++++ Source data

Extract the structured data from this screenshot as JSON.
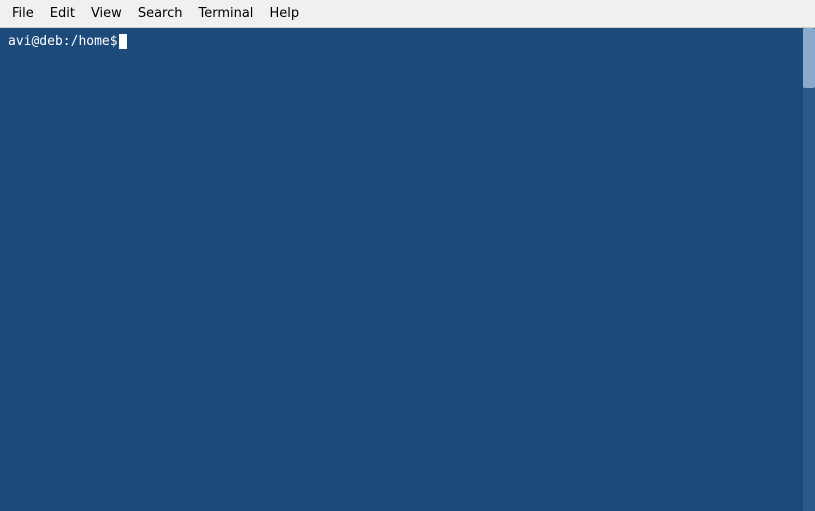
{
  "menubar": {
    "items": [
      {
        "id": "file",
        "label": "File"
      },
      {
        "id": "edit",
        "label": "Edit"
      },
      {
        "id": "view",
        "label": "View"
      },
      {
        "id": "search",
        "label": "Search"
      },
      {
        "id": "terminal",
        "label": "Terminal"
      },
      {
        "id": "help",
        "label": "Help"
      }
    ]
  },
  "terminal": {
    "prompt": "avi@deb:/home$",
    "background_color": "#1c4a7a"
  }
}
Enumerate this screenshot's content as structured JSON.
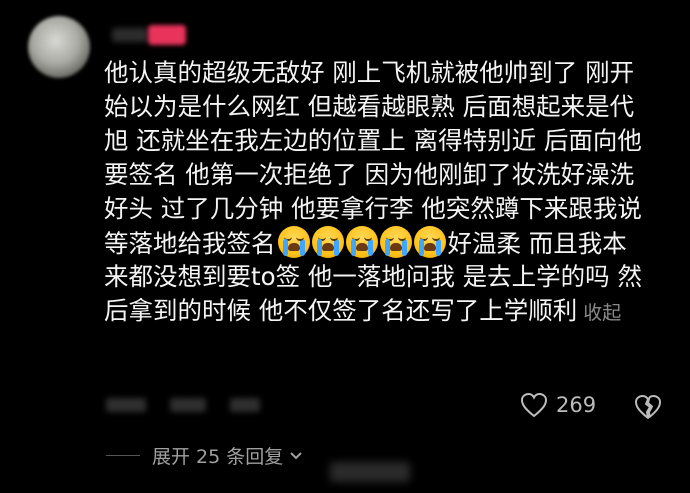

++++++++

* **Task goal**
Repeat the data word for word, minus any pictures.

* **Answer to this exercise**
Extract the structured data from this screenshot as JSON.
{
  "menubar": {
    "items": [
      {
        "id": "file",
        "label": "File"
      },
      {
        "id": "edit",
        "label": "Edit"
      },
      {
        "id": "view",
        "label": "View"
      },
      {
        "id": "search",
        "label": "Search"
      },
      {
        "id": "terminal",
        "label": "Terminal"
      },
      {
        "id": "help",
        "label": "Help"
      }
    ]
  },
  "terminal": {
    "prompt": "avi@deb:/home$",
    "background_color": "#1c4a7a"
  }
}
Enumerate this screenshot's content as structured JSON.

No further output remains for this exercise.